  2. PoA nodes + data availability layer: This type of application can ensure the verifiability of data, allowing anyone to run an independent node to verify data.
  3. PoA nodes: This type of application can provide state proofs to the public, allowing wallets to verify their data. However, without a data availability layer to ensure transaction availability, there is a risk of data being hidden. It serves as a transitional model from Web2 to Web3 applications.
  4. Multisig among all participants: Suitable for state channel applications.

Client-side validation of assets requires wallets not to fully trust RPC nodes but to have the capability to verify states, referred to as smart wallets.

  1. Client wallets need the ability to access the P2P network, discover application nodes within the network, and verify the roots of application state trees through random sampling mechanisms, or even run smart contract virtual machines locally to verify their transactions.
  2. Client wallets need the ability to track asset migrations and at least verify the validity of asset migrations.

This forms a tripartite game mechanism among infrastructure, applications, and users, seeking a balance between scalability and security.
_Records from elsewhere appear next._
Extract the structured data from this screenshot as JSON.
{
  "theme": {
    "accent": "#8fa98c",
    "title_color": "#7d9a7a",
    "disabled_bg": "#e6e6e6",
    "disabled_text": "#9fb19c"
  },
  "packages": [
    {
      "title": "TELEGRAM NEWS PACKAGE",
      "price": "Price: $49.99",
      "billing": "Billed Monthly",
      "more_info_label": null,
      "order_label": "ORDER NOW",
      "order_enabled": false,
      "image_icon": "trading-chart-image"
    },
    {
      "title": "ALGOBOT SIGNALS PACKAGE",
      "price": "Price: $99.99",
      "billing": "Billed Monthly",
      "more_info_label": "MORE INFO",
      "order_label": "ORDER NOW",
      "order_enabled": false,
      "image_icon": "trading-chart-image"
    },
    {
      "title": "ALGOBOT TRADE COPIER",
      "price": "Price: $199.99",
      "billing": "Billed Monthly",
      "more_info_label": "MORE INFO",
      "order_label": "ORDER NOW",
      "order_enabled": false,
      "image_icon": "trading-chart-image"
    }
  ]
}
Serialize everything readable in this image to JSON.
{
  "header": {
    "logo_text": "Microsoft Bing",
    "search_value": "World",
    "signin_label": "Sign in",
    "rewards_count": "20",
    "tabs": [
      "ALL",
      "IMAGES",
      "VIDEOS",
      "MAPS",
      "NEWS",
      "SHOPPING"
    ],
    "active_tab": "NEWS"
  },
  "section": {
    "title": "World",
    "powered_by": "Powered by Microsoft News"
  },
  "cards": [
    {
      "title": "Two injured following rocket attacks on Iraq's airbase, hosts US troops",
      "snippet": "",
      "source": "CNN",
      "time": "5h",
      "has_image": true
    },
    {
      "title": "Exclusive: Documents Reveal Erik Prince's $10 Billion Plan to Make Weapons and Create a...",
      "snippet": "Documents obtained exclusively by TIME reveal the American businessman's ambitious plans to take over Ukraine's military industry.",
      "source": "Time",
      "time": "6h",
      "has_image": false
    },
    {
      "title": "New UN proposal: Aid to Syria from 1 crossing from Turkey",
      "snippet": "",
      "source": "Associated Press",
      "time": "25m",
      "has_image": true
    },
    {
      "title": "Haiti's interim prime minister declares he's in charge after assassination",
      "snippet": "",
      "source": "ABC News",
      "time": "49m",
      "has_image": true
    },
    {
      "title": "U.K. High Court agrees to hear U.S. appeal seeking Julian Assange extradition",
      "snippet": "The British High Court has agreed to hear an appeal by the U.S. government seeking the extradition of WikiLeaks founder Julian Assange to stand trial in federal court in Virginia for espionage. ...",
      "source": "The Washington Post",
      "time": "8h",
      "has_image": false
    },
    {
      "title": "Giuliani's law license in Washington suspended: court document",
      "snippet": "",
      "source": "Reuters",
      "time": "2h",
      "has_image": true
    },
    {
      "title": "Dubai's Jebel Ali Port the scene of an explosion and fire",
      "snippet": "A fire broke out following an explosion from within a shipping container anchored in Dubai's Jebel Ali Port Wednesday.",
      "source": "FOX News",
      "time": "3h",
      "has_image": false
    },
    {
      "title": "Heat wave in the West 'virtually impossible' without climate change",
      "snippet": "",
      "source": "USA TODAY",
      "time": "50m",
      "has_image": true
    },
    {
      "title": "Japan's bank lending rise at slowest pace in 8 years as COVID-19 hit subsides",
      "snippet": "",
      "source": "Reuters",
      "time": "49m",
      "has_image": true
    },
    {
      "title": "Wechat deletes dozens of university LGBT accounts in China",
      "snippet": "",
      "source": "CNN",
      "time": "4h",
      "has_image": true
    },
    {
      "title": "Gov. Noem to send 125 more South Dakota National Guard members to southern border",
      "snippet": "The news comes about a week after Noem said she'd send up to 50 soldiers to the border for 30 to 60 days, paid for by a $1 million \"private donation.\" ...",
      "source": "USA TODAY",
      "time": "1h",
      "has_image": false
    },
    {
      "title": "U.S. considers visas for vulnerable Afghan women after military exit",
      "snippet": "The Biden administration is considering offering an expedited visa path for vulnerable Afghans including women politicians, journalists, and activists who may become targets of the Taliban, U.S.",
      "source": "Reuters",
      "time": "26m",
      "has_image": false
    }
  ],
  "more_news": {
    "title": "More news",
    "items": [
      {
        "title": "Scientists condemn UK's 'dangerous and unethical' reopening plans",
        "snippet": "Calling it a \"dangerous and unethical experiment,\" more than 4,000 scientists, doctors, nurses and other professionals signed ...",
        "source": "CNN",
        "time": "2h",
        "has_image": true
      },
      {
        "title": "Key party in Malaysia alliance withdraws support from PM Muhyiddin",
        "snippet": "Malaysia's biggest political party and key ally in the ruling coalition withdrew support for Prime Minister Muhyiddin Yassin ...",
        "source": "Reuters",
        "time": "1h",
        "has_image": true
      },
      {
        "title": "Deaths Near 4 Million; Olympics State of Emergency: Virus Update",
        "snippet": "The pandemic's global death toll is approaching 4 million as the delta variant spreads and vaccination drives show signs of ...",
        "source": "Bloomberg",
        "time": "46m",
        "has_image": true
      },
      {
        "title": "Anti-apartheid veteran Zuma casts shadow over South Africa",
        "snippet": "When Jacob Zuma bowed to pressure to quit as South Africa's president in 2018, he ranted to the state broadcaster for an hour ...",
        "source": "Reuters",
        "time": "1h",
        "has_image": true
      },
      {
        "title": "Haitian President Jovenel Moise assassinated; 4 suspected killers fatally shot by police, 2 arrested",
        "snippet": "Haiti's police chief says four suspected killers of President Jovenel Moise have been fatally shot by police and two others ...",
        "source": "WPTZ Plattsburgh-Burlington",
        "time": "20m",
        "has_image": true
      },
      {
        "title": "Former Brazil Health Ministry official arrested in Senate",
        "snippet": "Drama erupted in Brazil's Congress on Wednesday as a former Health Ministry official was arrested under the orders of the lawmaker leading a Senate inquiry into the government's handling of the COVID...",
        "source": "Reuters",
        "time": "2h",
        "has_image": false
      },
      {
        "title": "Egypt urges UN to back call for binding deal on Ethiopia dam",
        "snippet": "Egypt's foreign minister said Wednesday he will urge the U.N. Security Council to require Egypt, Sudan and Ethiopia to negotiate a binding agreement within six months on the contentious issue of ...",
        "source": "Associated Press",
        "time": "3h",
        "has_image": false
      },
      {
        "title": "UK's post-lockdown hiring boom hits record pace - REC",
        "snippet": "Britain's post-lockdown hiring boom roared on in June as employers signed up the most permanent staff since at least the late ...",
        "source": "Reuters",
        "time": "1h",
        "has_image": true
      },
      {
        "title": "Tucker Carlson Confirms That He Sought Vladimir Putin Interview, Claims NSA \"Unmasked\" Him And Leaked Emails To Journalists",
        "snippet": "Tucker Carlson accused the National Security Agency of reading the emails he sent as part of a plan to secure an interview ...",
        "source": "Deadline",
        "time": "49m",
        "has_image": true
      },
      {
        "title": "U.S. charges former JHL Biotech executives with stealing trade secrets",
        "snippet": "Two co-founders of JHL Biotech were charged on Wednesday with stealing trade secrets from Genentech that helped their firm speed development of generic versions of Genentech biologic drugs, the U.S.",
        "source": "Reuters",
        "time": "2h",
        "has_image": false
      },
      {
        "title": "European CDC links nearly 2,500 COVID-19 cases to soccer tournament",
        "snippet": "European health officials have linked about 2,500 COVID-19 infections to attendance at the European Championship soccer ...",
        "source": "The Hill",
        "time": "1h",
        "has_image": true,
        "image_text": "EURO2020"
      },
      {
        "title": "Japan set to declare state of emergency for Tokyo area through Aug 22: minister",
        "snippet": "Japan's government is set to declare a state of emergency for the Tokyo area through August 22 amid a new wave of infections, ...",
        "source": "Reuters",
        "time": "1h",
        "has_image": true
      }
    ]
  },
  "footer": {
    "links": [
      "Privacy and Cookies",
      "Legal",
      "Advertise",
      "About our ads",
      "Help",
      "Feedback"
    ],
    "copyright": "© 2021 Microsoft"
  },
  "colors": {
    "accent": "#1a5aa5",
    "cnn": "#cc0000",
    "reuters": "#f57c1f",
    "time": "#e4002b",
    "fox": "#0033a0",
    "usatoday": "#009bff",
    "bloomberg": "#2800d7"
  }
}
Applications can initially use a more centralized solution to validate the market, then gradually transition and relinquish control, adopting a progressive decentralization strategy.

Phased Roadmap

The development of the Rooch VApp container is nearing the release of a new stable version, and we will launch the pre mainnet based on this version.

On the pre-mainnet, we will first experiment with the design of the cross-layer asset protocol, mainly in two directions:

  1. Issuing a new off-chain asset through a self-custody derivative model and attempting to migrate it from off-chain to on-chain.
  2. Exploring the migration of assets from on-chain to off-chain based on the Bitseed protocol, including NFT and FT issued with the Bitseed SFT standard.

We will also experiment with games based on Bitcoin assets and encourage developers to build games and applications, establishing an application ecosystem under the VApp model. Through games and applications, we will distribute options for Rooch Network mainnet tokens to users, which can be exchanged for mainnet tokens in the future.

Then, we will connect to the P2P network, integrate a data availability layer, and achieve node decentralization. We seek partners to co-develop security solutions based on Bitcoin and upgrade the pre-mainnet to the mainnet. For more details, please refer to the Rooch Network Roadmap.


This article has introduced the Rooch Network blueprint and objectives, as well as the paths we are testing; it is not a complete whitepaper.

The VApp provides an operating environment for applications, the Distributed State Tree Protocol connects applications through the P2P network, and the Asset Migration Protocol allows assets to flow between Bitcoin and applications, giving us a complete Bitcoin Application Layer Blueprint.

Bitcoin Application Layer

Of course, there are many issues yet to be resolved before this blueprint can be fully implemented, but we believe that many technological solutions evolve from practice, not from planned designs. We are like explorers in the Age of Discovery, roughly knowing the direction and value of the treasure, but the specific path requires searching and exploration. We can only start with some assumptions, then design minimal protocols and products, validate them in the market, solve problems, adjust directions, and keep iterating. Ultimately, we will find that One Piece.